Auto Mechanics

Working as an auto mechanic puts you at an increased risk for a number of potential injuries. One of the most worrisome risks is asbestos exposure as it can lead to a deadly cancer called mesothelioma. Some car parts, including heat seals, clutches, and brakes, are made with asbestos, which can start to disintegrate over time. As auto mechanics work with these broken parts, they can unknowingly breathe in small particles of asbestos that eventually lead to serious health problems. To make matters worse, most auto repair shops lack adequate air circulation, increasing the likelihood that mechanics will breathe in dangerous particles which may make them sick.

Know the Risk of Asbestos Exposure

Before the medical community really understood the risks of asbestos, it was a popular material for car parts manufacturing because of its high resistance to heat. In some cases, brakes and clutches were manufactured using 30 to 80 percent asbestos, exposing an estimated 900,000 unsuspecting auto mechanics to small particles of this dangerous material. One of the most common auto mechanic tasks is blowing out brakes—and this is also perhaps the most dangerous when it comes to exposure to asbestos dust.

Hood liners are another common culprit for asbestos exposure. Asbestos is highly fire-resistant, which makes it a popular choice among automakers for insulating the hood. In addition, asbestos is also still used in some clutch parts, though it’s most common in older model cars. Gaskets, valves, and heat seals may also contain asbestos.

While modern auto part manufacturers no longer rely on asbestos, the dangers have never been completely eliminated. Even in the early 1990’s Ford continued to use brake linings containing asbestos. These parts are also still used in some imports like Land Rovers. Vehicles that are front-wheel drive carry a higher risk for asbestos exposure because of the front disc brake pads.

Studies have shown that 1 in 10 auto mechanics at brake repair shops and gas stations face a serious risk for developing cancer related to asbestos. Dust left on surfaces of garages and shops have been tested and routinely contain between 2 and 64 percent asbestos. Currently, the standards set by the Environmental Protection Agency dictate that all personnel should wear protective suits and respirator masks in any environment where more than 1 percent asbestos is discovered. With such an increased risk of exposure, auto mechanics working with components that use asbestos face a higher likelihood of developing health problems like mesothelioma.

Lawsuits

Due to the growing number of auto mechanics who have been diagnosed with asbestos-related cancers and mesothelioma, the United Auto Workers concocted a plan to build a $140 billion compensation fund for asbestos in 2005. The idea was that the companies who faced lawsuits for exposing auto mechanics to asbestos would contribute to the fund, with higher contributions required for those whose products were related to diagnosed cases of mesothelioma.
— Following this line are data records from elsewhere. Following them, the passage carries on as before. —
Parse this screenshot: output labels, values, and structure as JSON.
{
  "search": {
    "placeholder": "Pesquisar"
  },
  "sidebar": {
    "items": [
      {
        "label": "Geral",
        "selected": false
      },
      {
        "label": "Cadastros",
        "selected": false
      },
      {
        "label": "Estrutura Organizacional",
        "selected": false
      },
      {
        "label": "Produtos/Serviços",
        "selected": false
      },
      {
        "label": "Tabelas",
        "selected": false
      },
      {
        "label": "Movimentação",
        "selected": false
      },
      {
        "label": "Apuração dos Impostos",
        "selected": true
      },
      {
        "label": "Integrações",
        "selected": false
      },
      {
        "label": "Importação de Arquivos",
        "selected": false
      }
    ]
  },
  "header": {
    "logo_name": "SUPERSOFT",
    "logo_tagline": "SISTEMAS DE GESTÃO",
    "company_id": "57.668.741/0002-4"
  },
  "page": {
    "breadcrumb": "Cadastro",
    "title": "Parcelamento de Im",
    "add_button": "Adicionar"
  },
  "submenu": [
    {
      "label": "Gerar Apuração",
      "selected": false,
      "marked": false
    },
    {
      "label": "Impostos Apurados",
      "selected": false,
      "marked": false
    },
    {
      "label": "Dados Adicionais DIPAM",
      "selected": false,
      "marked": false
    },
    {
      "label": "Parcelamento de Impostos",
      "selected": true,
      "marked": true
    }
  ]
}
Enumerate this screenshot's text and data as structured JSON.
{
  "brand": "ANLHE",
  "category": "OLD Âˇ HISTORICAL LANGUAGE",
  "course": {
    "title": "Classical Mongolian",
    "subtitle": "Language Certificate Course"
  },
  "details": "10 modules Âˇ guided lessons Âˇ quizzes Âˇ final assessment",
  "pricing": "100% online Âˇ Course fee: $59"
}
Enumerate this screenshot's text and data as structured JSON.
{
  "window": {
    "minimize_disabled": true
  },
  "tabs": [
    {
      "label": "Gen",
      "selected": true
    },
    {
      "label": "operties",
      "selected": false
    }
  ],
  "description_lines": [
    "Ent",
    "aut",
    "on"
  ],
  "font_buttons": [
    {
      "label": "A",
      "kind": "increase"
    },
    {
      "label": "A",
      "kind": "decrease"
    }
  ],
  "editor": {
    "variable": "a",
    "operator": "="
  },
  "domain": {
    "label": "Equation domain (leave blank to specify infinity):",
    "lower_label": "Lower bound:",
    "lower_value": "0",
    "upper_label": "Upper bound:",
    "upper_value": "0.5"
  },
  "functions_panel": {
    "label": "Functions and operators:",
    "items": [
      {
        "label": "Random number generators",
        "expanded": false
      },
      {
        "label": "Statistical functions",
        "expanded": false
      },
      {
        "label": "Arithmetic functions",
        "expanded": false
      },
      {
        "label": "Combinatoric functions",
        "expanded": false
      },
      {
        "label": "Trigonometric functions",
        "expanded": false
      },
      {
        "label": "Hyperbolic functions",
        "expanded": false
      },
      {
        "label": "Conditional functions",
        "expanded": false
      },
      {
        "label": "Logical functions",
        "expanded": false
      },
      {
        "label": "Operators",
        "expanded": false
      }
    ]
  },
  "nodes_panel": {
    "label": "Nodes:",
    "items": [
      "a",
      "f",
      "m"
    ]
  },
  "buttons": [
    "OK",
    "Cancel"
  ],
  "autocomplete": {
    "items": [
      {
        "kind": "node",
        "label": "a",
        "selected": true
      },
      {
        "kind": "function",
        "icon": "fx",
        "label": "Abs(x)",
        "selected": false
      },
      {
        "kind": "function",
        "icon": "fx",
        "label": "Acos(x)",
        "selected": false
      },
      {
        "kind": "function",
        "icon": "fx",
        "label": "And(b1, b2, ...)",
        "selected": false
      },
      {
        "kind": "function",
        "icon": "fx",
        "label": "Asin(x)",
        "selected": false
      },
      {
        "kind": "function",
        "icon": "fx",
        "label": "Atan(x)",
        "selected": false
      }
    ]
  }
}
Unfortunately, this proposed fund never got off the ground. However, auto mechanics have initiated a number of asbestos lawsuits against companies like Abex, Pneumo Corporation, and Bendix in order to fight for compensations for their asbestos-related health problems.

Taking Medical Precautions

If you believe you have been exposed to asbestos as an auto mechanic, it’s important to alert your doctor. Mesothelioma is often misdiagnosed in the early stages, but if your healthcare provider is aware of the increased risk, it will improve the care your receive with earlier interventions. While asbestos is used less frequently now and is a known carcinogen, auto mechanics may still be exposed to it, especially in older vehicles. Be sure to take the necessary precautions to decrease your risk of inhaling asbestos when working with components that may contain asbestos.